She is a sport broadcaster at Supersport - and the recipient of the 2018 Journalist of the Year award at the South African Sports Awards.
She covers it all - Rugby, football, hockey, netball, volleyball.
The Money Show asked her how she stays top of her game with money matters too.
I think in the end it was just taking a shot - rugby is a space where there wasn't anybody who looked like me, so I took the gap.— Motshidisi Mohono, sports anchor
My earliest memory was probably lunch money at school - I saved some of it. My parents were really hardworking people, always making sure we were comfortable and my dad was a saver. He instilled the save money ideal in me. Investing I learnt as I went along.— Motshidisi Mohono, sports anchor
In varsity I was not good with money at all. I started working in second year at a Gauteng-based youth radio station. I was making 3000 rand a month. It was a lot of money! I spent it frivolously. By the time I got a raise I had lost my scholarship - long story for another day - I had to start paying for school. Then the pressure of having studied accounting... people started looking to me for advice.— Motshidisi Mohono, sports anchor
Now every cent I make has a plan.— Motshidisi Mohono, sports anchor
Listen to the full interview here.
Get the 10 most-read articles of the week from Bruce Whitfield’s The Money Show, emailed to you every Friday morning.
Recommendedby NEWSROOM AI
Macfarlane Moleli tells The Money Show how he structures his life and sets goals.
The trade union is calling for Minister of Public Enterprises Pravin Gordhan to resign.
The African National Congress treasurer-general reflects on the January 8 statements and the salary affairs at Luthuli House.
These business concepts get a thumbs down.

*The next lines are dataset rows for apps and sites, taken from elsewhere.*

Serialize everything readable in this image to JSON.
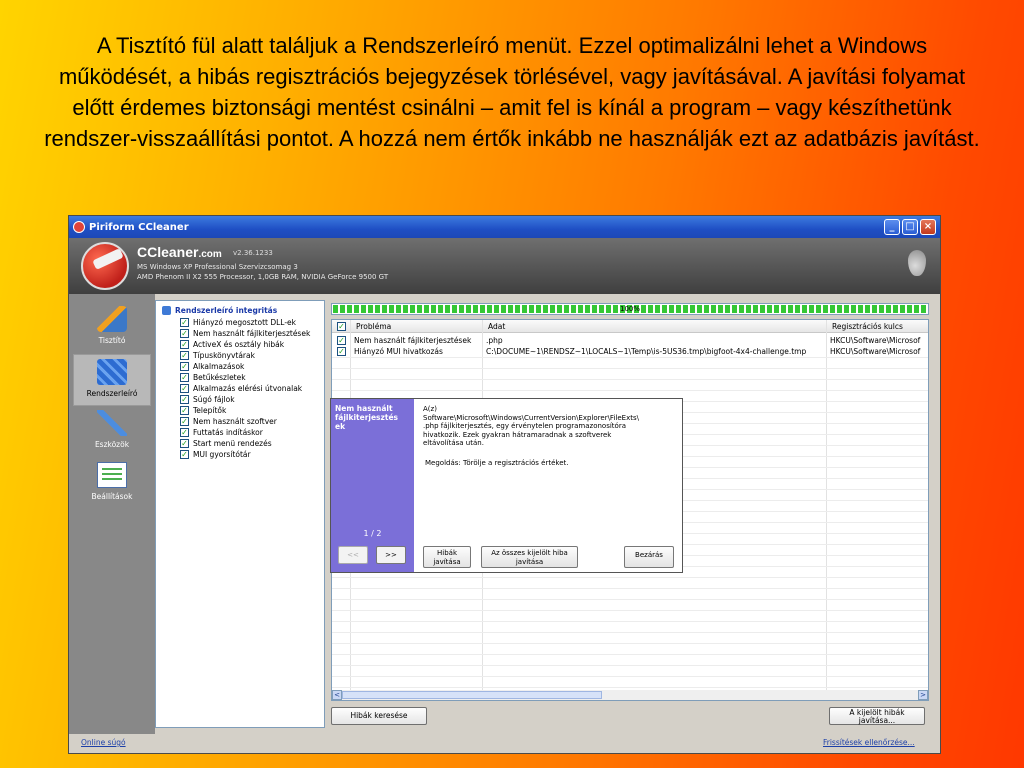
{
  "slide": {
    "text": "A Tisztító fül alatt találjuk a  Rendszerleíró menüt. Ezzel optimalizálni lehet a Windows működését, a hibás regisztrációs bejegyzések törlésével, vagy javításával. A javítási folyamat előtt érdemes biztonsági mentést csinálni – amit fel is kínál a program – vagy készíthetünk rendszer-visszaállítási pontot. A hozzá nem értők inkább ne használják ezt az adatbázis javítást."
  },
  "window": {
    "title": "Piriform CCleaner",
    "controls": {
      "minimize": "_",
      "maximize": "□",
      "close": "×"
    }
  },
  "header": {
    "app_name": "CCleaner",
    "app_domain": ".com",
    "version": "v2.36.1233",
    "sys_line1": "MS Windows XP Professional Szervizcsomag 3",
    "sys_line2": "AMD Phenom II X2 555 Processor, 1,0GB RAM, NVIDIA GeForce 9500 GT"
  },
  "sidebar": {
    "items": [
      {
        "label": "Tisztító",
        "icon": "brush-icon"
      },
      {
        "label": "Rendszerleíró",
        "icon": "cubes-icon"
      },
      {
        "label": "Eszközök",
        "icon": "wrench-icon"
      },
      {
        "label": "Beállítások",
        "icon": "checklist-icon"
      }
    ]
  },
  "checklist": {
    "title": "Rendszerleíró integritás",
    "items": [
      "Hiányzó megosztott DLL-ek",
      "Nem használt fájlkiterjesztések",
      "ActiveX és osztály hibák",
      "Típuskönyvtárak",
      "Alkalmazások",
      "Betűkészletek",
      "Alkalmazás elérési útvonalak",
      "Súgó fájlok",
      "Telepítők",
      "Nem használt szoftver",
      "Futtatás indításkor",
      "Start menü rendezés",
      "MUI gyorsítótár"
    ]
  },
  "progress": {
    "text": "100%",
    "value": 1.0
  },
  "grid": {
    "columns": [
      "Probléma",
      "Adat",
      "Regisztrációs kulcs"
    ],
    "rows": [
      {
        "problem": "Nem használt fájlkiterjesztések",
        "data": ".php",
        "key": "HKCU\\Software\\Microsof"
      },
      {
        "problem": "Hiányzó MUI hivatkozás",
        "data": "C:\\DOCUME~1\\RENDSZ~1\\LOCALS~1\\Temp\\is-5US36.tmp\\bigfoot-4x4-challenge.tmp",
        "key": "HKCU\\Software\\Microsof"
      }
    ]
  },
  "popup": {
    "title": "Nem használt fájlkiterjesztés ek",
    "line1": "A(z)",
    "line2": "Software\\Microsoft\\Windows\\CurrentVersion\\Explorer\\FileExts\\",
    "line3": ".php fájlkiterjesztés, egy érvénytelen programazonosítóra",
    "line4": "hivatkozik. Ezek gyakran hátramaradnak a szoftverek",
    "line5": "eltávolítása után.",
    "fix": "Megoldás: Törölje a regisztrációs értéket.",
    "counter": "1 / 2",
    "prev": "<<",
    "next": ">>",
    "fix_btn_1": "Hibák",
    "fix_btn_2": "javítása",
    "fix_all_1": "Az összes kijelölt hiba",
    "fix_all_2": "javítása",
    "close_btn": "Bezárás"
  },
  "footer": {
    "scan_btn": "Hibák keresése",
    "fix_selected_1": "A kijelölt hibák",
    "fix_selected_2": "javítása...",
    "help_link": "Online súgó",
    "updates_link": "Frissítések ellenőrzése..."
  }
}
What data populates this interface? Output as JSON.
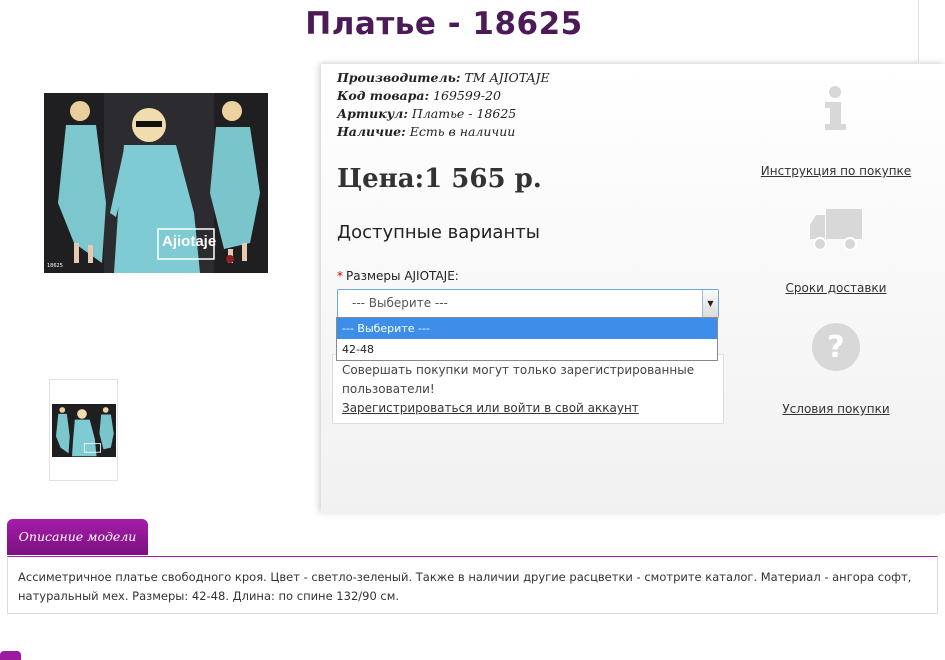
{
  "product": {
    "title": "Платье - 18625",
    "meta": [
      {
        "key": "Производитель:",
        "value": "TM AJIOTAJE"
      },
      {
        "key": "Код товара:",
        "value": "169599-20"
      },
      {
        "key": "Артикул:",
        "value": "Платье - 18625"
      },
      {
        "key": "Наличие:",
        "value": "Есть в наличии"
      }
    ],
    "price": "Цена:1 565 р.",
    "photo_brand": "Ajiotaje",
    "photo_code": "18625"
  },
  "options": {
    "heading": "Доступные варианты",
    "size_label": "Размеры AJIOTAJE:",
    "required_mark": "*",
    "selected": "--- Выберите ---",
    "list": [
      "--- Выберите ---",
      "42-48"
    ]
  },
  "notice": {
    "text": "Совершать покупки могут только зарегистрированные пользователи!",
    "link": "Зарегистрироваться или войти в свой аккаунт"
  },
  "side": {
    "instruction": "Инструкция по покупке",
    "delivery": "Сроки доставки",
    "terms": "Условия покупки"
  },
  "description": {
    "tab": "Описание модели",
    "text": "Ассиметричное платье свободного кроя. Цвет - светло-зеленый. Также в наличии другие расцветки - смотрите каталог. Материал - ангора софт, натуральный мех. Размеры: 42-48. Длина: по спине 132/90 см."
  },
  "colors": {
    "title": "#4b1a57",
    "accent": "#a51ca8",
    "dress": "#79c8cf",
    "icon_gray": "#d8d8d8"
  }
}
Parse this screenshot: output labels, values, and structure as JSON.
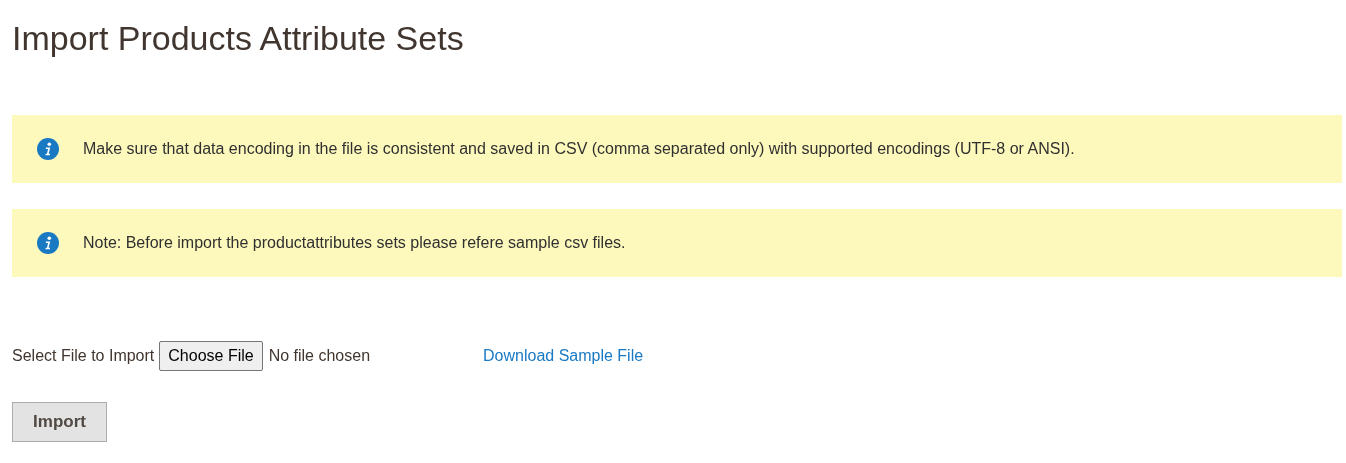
{
  "page_title": "Import Products Attribute Sets",
  "messages": [
    {
      "text": "Make sure that data encoding in the file is consistent and saved in CSV (comma separated only) with supported encodings (UTF-8 or ANSI)."
    },
    {
      "text": "Note: Before import the productattributes sets please refere sample csv files."
    }
  ],
  "file_field": {
    "label": "Select File to Import",
    "button": "Choose File",
    "status": "No file chosen"
  },
  "sample_link": "Download Sample File",
  "import_button": "Import"
}
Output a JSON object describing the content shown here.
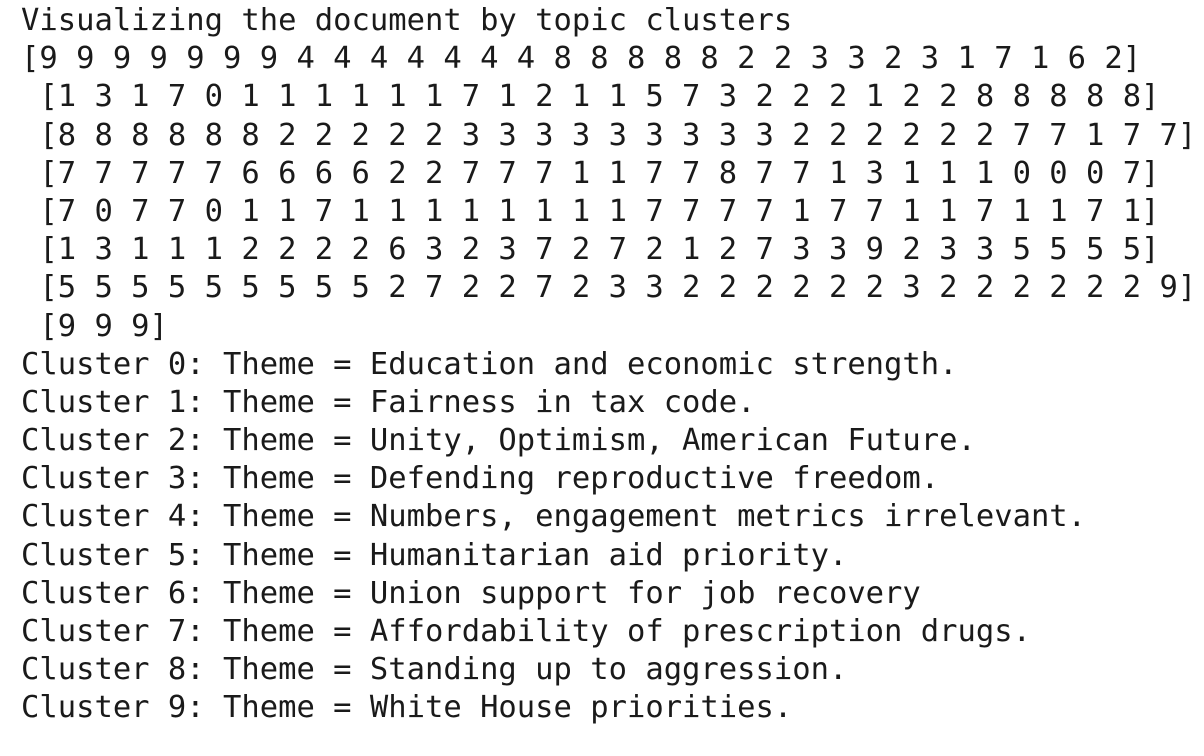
{
  "output": {
    "header": "Visualizing the document by topic clusters",
    "array_lines": [
      "[9 9 9 9 9 9 9 4 4 4 4 4 4 4 8 8 8 8 8 2 2 3 3 2 3 1 7 1 6 2]",
      " [1 3 1 7 0 1 1 1 1 1 1 7 1 2 1 1 5 7 3 2 2 2 1 2 2 8 8 8 8 8]",
      " [8 8 8 8 8 8 2 2 2 2 2 3 3 3 3 3 3 3 3 3 2 2 2 2 2 2 7 7 1 7 7]",
      " [7 7 7 7 7 6 6 6 6 2 2 7 7 7 1 1 7 7 8 7 7 1 3 1 1 1 0 0 0 7]",
      " [7 0 7 7 0 1 1 7 1 1 1 1 1 1 1 1 7 7 7 7 1 7 7 1 1 7 1 1 7 1]",
      " [1 3 1 1 1 2 2 2 2 6 3 2 3 7 2 7 2 1 2 7 3 3 9 2 3 3 5 5 5 5]",
      " [5 5 5 5 5 5 5 5 5 2 7 2 2 7 2 3 3 2 2 2 2 2 2 3 2 2 2 2 2 2 9]",
      " [9 9 9]"
    ],
    "clusters": [
      "Cluster 0: Theme = Education and economic strength.",
      "Cluster 1: Theme = Fairness in tax code.",
      "Cluster 2: Theme = Unity, Optimism, American Future.",
      "Cluster 3: Theme = Defending reproductive freedom.",
      "Cluster 4: Theme = Numbers, engagement metrics irrelevant.",
      "Cluster 5: Theme = Humanitarian aid priority.",
      "Cluster 6: Theme = Union support for job recovery",
      "Cluster 7: Theme = Affordability of prescription drugs.",
      "Cluster 8: Theme = Standing up to aggression.",
      "Cluster 9: Theme = White House priorities."
    ]
  }
}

It's time for Make Money Mondays. Actress Mapaseka Koetle-Nyokong shares some stories of how she makes and spends her money.
The Money Show’s Bruce Whitfield interviews Mokoena about his attitude to money (hopes and fears, successes and failures, etc.).